(TASK DIRECTIONS): The entries below are to be repeated exactly, with the pictures left out.

*** Opening of SUPPLIED ENTRIES ***

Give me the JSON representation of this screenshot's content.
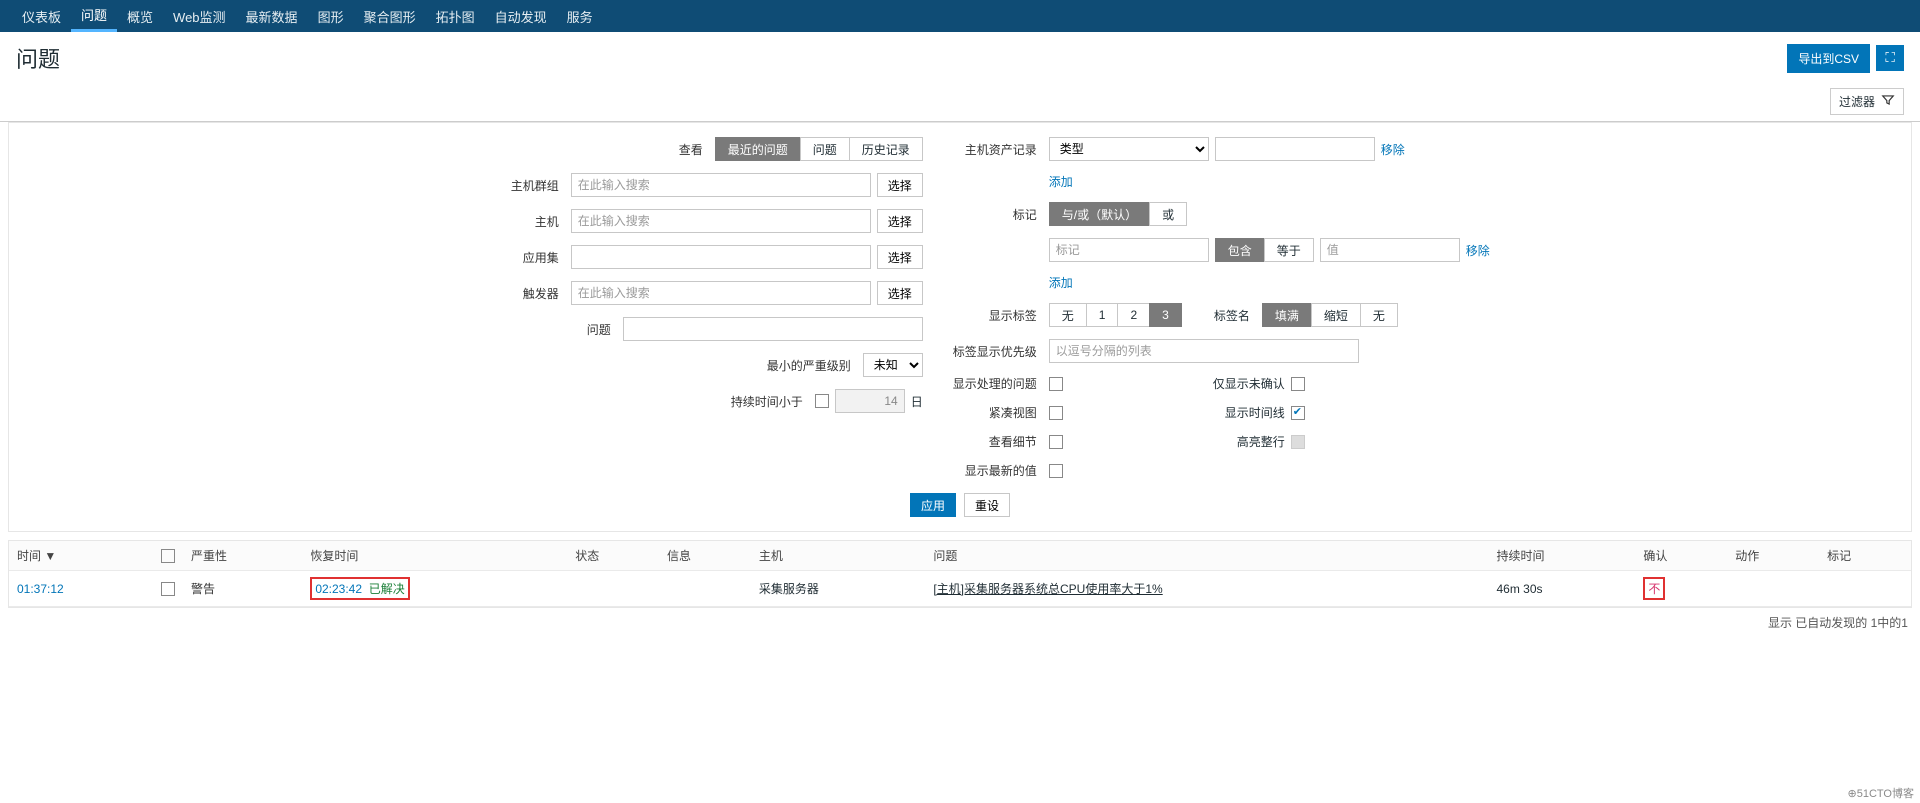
{
  "nav": {
    "items": [
      "仪表板",
      "问题",
      "概览",
      "Web监测",
      "最新数据",
      "图形",
      "聚合图形",
      "拓扑图",
      "自动发现",
      "服务"
    ],
    "active_index": 1
  },
  "header": {
    "title": "问题",
    "export_label": "导出到CSV",
    "filter_label": "过滤器"
  },
  "filters": {
    "left": {
      "view_label": "查看",
      "view_options": [
        "最近的问题",
        "问题",
        "历史记录"
      ],
      "view_active": 0,
      "hostgroup_label": "主机群组",
      "hostgroup_placeholder": "在此输入搜索",
      "hostgroup_select": "选择",
      "host_label": "主机",
      "host_placeholder": "在此输入搜索",
      "host_select": "选择",
      "application_label": "应用集",
      "application_select": "选择",
      "trigger_label": "触发器",
      "trigger_placeholder": "在此输入搜索",
      "trigger_select": "选择",
      "problem_label": "问题",
      "severity_label": "最小的严重级别",
      "severity_value": "未知",
      "age_label": "持续时间小于",
      "age_value": "14",
      "age_unit": "日"
    },
    "right": {
      "inventory_label": "主机资产记录",
      "inventory_type": "类型",
      "inventory_remove": "移除",
      "inventory_add": "添加",
      "tags_label": "标记",
      "tags_options": [
        "与/或（默认）",
        "或"
      ],
      "tags_active": 0,
      "tag_tag_placeholder": "标记",
      "tag_op_options": [
        "包含",
        "等于"
      ],
      "tag_op_active": 0,
      "tag_value_placeholder": "值",
      "tag_remove": "移除",
      "tag_add": "添加",
      "show_tags_label": "显示标签",
      "show_tags_options": [
        "无",
        "1",
        "2",
        "3"
      ],
      "show_tags_active": 3,
      "tag_name_label": "标签名",
      "tag_name_options": [
        "填满",
        "缩短",
        "无"
      ],
      "tag_name_active": 0,
      "tag_priority_label": "标签显示优先级",
      "tag_priority_placeholder": "以逗号分隔的列表",
      "show_suppressed_label": "显示处理的问题",
      "unack_only_label": "仅显示未确认",
      "compact_label": "紧凑视图",
      "timeline_label": "显示时间线",
      "details_label": "查看细节",
      "highlight_row_label": "高亮整行",
      "latest_values_label": "显示最新的值"
    },
    "apply_label": "应用",
    "reset_label": "重设"
  },
  "table": {
    "cols": [
      "时间",
      "",
      "严重性",
      "恢复时间",
      "状态",
      "信息",
      "主机",
      "问题",
      "持续时间",
      "确认",
      "动作",
      "标记"
    ],
    "sort_col": 0,
    "sort_dir": "▼",
    "rows": [
      {
        "time": "01:37:12",
        "severity": "警告",
        "recovery_time": "02:23:42",
        "status": "已解决",
        "info": "",
        "host": "采集服务器",
        "problem": "[主机]采集服务器系统总CPU使用率大于1%",
        "duration": "46m 30s",
        "ack": "不",
        "actions": "",
        "tags": ""
      }
    ]
  },
  "footer": {
    "summary": "显示 已自动发现的 1中的1"
  },
  "watermark": "⊕51CTO博客"
}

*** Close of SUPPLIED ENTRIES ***

(YOUR RESPONSE):
Give me the JSON representation of this screenshot's content.
{
  "nav": {
    "items": [
      "仪表板",
      "问题",
      "概览",
      "Web监测",
      "最新数据",
      "图形",
      "聚合图形",
      "拓扑图",
      "自动发现",
      "服务"
    ],
    "active_index": 1
  },
  "header": {
    "title": "问题",
    "export_label": "导出到CSV",
    "filter_label": "过滤器"
  },
  "filters": {
    "left": {
      "view_label": "查看",
      "view_options": [
        "最近的问题",
        "问题",
        "历史记录"
      ],
      "view_active": 0,
      "hostgroup_label": "主机群组",
      "hostgroup_placeholder": "在此输入搜索",
      "hostgroup_select": "选择",
      "host_label": "主机",
      "host_placeholder": "在此输入搜索",
      "host_select": "选择",
      "application_label": "应用集",
      "application_select": "选择",
      "trigger_label": "触发器",
      "trigger_placeholder": "在此输入搜索",
      "trigger_select": "选择",
      "problem_label": "问题",
      "severity_label": "最小的严重级别",
      "severity_value": "未知",
      "age_label": "持续时间小于",
      "age_value": "14",
      "age_unit": "日"
    },
    "right": {
      "inventory_label": "主机资产记录",
      "inventory_type": "类型",
      "inventory_remove": "移除",
      "inventory_add": "添加",
      "tags_label": "标记",
      "tags_options": [
        "与/或（默认）",
        "或"
      ],
      "tags_active": 0,
      "tag_tag_placeholder": "标记",
      "tag_op_options": [
        "包含",
        "等于"
      ],
      "tag_op_active": 0,
      "tag_value_placeholder": "值",
      "tag_remove": "移除",
      "tag_add": "添加",
      "show_tags_label": "显示标签",
      "show_tags_options": [
        "无",
        "1",
        "2",
        "3"
      ],
      "show_tags_active": 3,
      "tag_name_label": "标签名",
      "tag_name_options": [
        "填满",
        "缩短",
        "无"
      ],
      "tag_name_active": 0,
      "tag_priority_label": "标签显示优先级",
      "tag_priority_placeholder": "以逗号分隔的列表",
      "show_suppressed_label": "显示处理的问题",
      "unack_only_label": "仅显示未确认",
      "compact_label": "紧凑视图",
      "timeline_label": "显示时间线",
      "details_label": "查看细节",
      "highlight_row_label": "高亮整行",
      "latest_values_label": "显示最新的值"
    },
    "apply_label": "应用",
    "reset_label": "重设"
  },
  "table": {
    "cols": [
      "时间",
      "",
      "严重性",
      "恢复时间",
      "状态",
      "信息",
      "主机",
      "问题",
      "持续时间",
      "确认",
      "动作",
      "标记"
    ],
    "sort_col": 0,
    "sort_dir": "▼",
    "rows": [
      {
        "time": "01:37:12",
        "severity": "警告",
        "recovery_time": "02:23:42",
        "status": "已解决",
        "info": "",
        "host": "采集服务器",
        "problem": "[主机]采集服务器系统总CPU使用率大于1%",
        "duration": "46m 30s",
        "ack": "不",
        "actions": "",
        "tags": ""
      }
    ]
  },
  "footer": {
    "summary": "显示 已自动发现的 1中的1"
  },
  "watermark": "⊕51CTO博客"
}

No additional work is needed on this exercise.